The Lightning Carrier concept demonstration shows that Tripoli and other amphibious assault ships are capable of operating as dedicated fixed-wing platforms when needed.
Taken on Apr. 7, 2022 the photos in this post feature USS Tripoli (LHA-7), an American-class amphibious assault ship, returning to port at Naval Amphibious Base Coronado, California. The Tripoli supported the launch of 20 F-35B Lightning II jets from Marine Fighter Attack Squadrons 211 and 225, Marine Aircraft Group 13, 3rd Marine Aircraft Wing, both based at Yuma Marine Corps Air Station, Ariz. – and to Marine Operational Test and Evaluation Squadron 1, based at Yuma and New River, N.C., as part of the US Marine Corps’ Lightning Carrier concept demonstration.
The Lightning Carrier concept demonstration shows that Tripoli and other amphibious assault ships are capable of operating as dedicated fixed-wing platforms when needed, capable of bringing fifth generation short takeoff/vertical landing aircraft wherever they are required.
The concept takes a page from history. In the invasion of Iraq in March 2003, amphibious assault ship USS Bataan (LHD-5) and USS Bonhomme Richard (LHD-6) were dubbed the “Harrier carriers,” each supporting two squadrons of AV-8B Harrier attack jets for Commander Task Force 51 as U.S. and combined forces pushed toward Baghdad. The ships at the time typically had a detachment of Harriers among an aircraft mix composed largely of Marine Corps helicopters.
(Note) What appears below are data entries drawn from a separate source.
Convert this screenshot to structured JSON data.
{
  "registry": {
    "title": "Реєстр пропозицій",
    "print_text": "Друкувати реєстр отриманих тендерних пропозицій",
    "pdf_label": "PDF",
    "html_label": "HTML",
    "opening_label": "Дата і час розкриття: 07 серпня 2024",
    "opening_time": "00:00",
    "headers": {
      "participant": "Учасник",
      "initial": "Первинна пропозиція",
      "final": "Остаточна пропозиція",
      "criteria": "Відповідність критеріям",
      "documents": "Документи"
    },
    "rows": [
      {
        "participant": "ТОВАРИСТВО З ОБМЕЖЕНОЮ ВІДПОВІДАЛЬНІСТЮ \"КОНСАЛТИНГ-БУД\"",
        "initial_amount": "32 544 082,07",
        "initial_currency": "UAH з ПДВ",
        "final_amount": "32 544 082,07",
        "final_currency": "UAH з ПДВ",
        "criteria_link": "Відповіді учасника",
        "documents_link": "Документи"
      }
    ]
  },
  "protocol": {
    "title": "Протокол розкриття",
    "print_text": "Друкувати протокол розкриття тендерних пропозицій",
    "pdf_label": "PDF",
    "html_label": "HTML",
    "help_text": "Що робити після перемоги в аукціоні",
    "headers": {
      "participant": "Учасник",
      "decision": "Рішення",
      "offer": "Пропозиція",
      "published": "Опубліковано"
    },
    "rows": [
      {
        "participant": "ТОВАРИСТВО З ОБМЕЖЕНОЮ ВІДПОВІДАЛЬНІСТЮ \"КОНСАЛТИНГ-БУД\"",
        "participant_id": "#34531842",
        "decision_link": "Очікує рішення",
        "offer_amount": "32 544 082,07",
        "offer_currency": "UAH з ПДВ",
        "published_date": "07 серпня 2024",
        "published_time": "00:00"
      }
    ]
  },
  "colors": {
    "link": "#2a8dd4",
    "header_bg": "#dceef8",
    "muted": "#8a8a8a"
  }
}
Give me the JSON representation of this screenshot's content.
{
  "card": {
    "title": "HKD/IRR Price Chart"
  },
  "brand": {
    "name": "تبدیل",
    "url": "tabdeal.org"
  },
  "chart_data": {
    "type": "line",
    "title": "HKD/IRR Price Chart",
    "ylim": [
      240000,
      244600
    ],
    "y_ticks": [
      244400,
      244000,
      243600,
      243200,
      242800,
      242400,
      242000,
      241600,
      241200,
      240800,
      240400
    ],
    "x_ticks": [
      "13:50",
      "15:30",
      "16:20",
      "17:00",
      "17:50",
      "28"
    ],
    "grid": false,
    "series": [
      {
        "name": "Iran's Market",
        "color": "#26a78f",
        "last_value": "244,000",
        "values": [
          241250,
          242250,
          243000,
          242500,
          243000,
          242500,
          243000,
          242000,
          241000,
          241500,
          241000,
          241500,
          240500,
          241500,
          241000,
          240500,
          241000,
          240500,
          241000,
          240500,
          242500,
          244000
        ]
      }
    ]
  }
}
The Navy’s nine amphibious assault ships primarily carry helicopters and tiltrotors along with half a dozen vertical takeoff jets. But with 20 of the new stealth jets aboard, an amphibious ship becomes a mini aircraft carrier.
According to Times of San Diego, at 20 F-35B Lightning II jets, the Tripoli has a smaller complement than the 85 to 90 aircraft carried by a nuclear-powered Nimitiz-class supercarrier, but almost as many jets as on Chinese carriers.
As already reported, questions remain how the Lightning Carrier concept will operate in the fleet without a capability to tank F-35Bs organically or without airborne early warning aircraft like the E-2D Advanced Hawkeye aboard. According to USNI News there is set to be broader testing with the concept later this year.
Not only is the F-35B the most versatile and technologically advanced aircraft in the skies today, it will also be replacing three legacy Marine Corps platforms; the AV-8B Harrier, the F/A-18 Hornet, and the (already retired) EA-6B Prowler.
The Marine Corps’ version of the Lightning II was designed to be a short take-off and vertical landing aircraft, or STOVL. This function allows the aircraft to use expeditionary airfields to refuel and reload, which can be established anywhere.
Photo credit: U.S. Marine Corps photo by Cpl. Rachaelanne Woodward